But swearing on the Bible is still ubiquitous, especially among presidents, all of whom have been some form of Christian (plus JFK the Catholic). And lots of them, when they take the oath of office open the Bible to a passage that holds meeting to them. The practice has historical precedent, with George Washington taking his oath on an open page. Apparently, due to a bit of a rush, the book was opened to a random page, which means George Washington took the oath of office over Genesis 49:13 which reads:
"Zebulun shall dwell at the haven of the sea; and he shall be for an haven of ships; and his border shall be unto Zidon."
Inspiring stuff. The next time an inauguration had a confirmed open Bible was Abraham Lincoln's Second Inauguration, which appears to be confusingly opened to Matthew 7:1 (The famous "Judge not, that ye be not judged"), Matthew 18:7 and Revelations 16:7, verses that aren't gripping enough to bear repeating.
How did Lincoln have a bible open to three different passages? Probably using the same rhetorical and political skills that kept the Union together during and after a violent civil war. The world may never know.

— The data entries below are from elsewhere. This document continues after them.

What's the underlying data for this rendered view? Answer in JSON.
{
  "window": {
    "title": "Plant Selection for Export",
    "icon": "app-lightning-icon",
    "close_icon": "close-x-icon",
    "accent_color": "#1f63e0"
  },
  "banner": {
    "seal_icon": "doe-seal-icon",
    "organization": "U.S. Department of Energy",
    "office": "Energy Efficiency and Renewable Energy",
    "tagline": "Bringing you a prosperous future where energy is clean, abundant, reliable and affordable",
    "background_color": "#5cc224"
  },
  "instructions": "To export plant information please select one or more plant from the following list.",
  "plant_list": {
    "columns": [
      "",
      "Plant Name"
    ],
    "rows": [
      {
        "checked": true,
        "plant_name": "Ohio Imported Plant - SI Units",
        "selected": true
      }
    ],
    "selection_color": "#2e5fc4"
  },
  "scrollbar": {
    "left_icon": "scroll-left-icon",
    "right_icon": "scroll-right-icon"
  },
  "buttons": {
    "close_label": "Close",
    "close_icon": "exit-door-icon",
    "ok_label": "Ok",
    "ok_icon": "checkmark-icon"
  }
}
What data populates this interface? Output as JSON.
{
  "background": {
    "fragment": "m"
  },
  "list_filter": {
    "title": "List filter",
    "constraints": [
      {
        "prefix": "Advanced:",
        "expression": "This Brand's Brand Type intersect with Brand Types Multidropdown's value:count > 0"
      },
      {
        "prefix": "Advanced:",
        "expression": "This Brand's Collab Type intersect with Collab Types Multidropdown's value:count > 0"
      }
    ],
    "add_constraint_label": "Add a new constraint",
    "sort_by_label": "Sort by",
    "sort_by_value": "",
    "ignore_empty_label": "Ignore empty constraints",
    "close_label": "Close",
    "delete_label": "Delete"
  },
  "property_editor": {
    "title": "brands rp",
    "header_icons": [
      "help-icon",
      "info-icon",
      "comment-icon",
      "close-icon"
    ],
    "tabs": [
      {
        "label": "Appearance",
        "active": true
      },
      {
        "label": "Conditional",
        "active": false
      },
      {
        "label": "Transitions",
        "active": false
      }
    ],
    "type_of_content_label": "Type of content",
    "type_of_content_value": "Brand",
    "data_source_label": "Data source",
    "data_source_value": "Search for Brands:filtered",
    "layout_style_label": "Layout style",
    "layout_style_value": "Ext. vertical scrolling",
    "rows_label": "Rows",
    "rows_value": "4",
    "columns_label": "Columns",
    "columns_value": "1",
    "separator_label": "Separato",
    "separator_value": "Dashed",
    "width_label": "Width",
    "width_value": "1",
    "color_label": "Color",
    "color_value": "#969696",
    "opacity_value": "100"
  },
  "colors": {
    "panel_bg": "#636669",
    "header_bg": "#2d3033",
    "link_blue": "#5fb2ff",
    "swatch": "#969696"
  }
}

With the hundreds and thousands of passages in the Bible, it's interesting to see which were repeated by multiple different people. Both Dwight D. Eisenhower and Ronald Regan used II Chronicles 7:14. Regan used the verse for both his inaugural elections, which states:
"If my people, which are called by my name, shall humble themselves, and pray, and seek my face, and turn from their wicked ways; then will I hear from heaven, and will forgive their sin, and will heal their land."
Franklin Roosevelt used the same passage for all four inagurations, I Corinthians 13, a passage most commonly used at weddings, and in the excellent 30 Rock episode:
"Love is patient and kind; love does not envy or boast; it is not arrogant or rude. It does not insist on its own way; it is not irritable or resentful; it does not rejoice at wrongdoing, but rejoices with the truth. Love bears all things, believes all things, hopes all things, endures all things."
Nixon twice opened his Bible to Isaiah 2:4, which states, among other things, "nation shall not lift up sword against nation, neither shall they learn war anymore." An ironic verse, given that Nixon presided over the bombing of Cambodia, but we can't all live up to the Bible verse we take the oath of office on.
I spent a lot of time Googling Bible quotes, and I think my favorite one is the Micah 6:8 chosen by both Jimmy Carter and Warren G. Harding which says:
"He hath shewed thee, O man, what is good; and what doth the Lord require of thee, but to do justly, and to love mercy, and to walk humbly with thy God?"
If our nation's leaders are going to take advice from a 2,000 year old book, that may be the best. One wonders why our presidents don't swear on the laws they're promising to uphold, but I think it's because everyone just wants to touch a famous Bible. And quite frankly, if that's the only chance I have to put my hand on Abraham Lincoln's Bible, I would take it.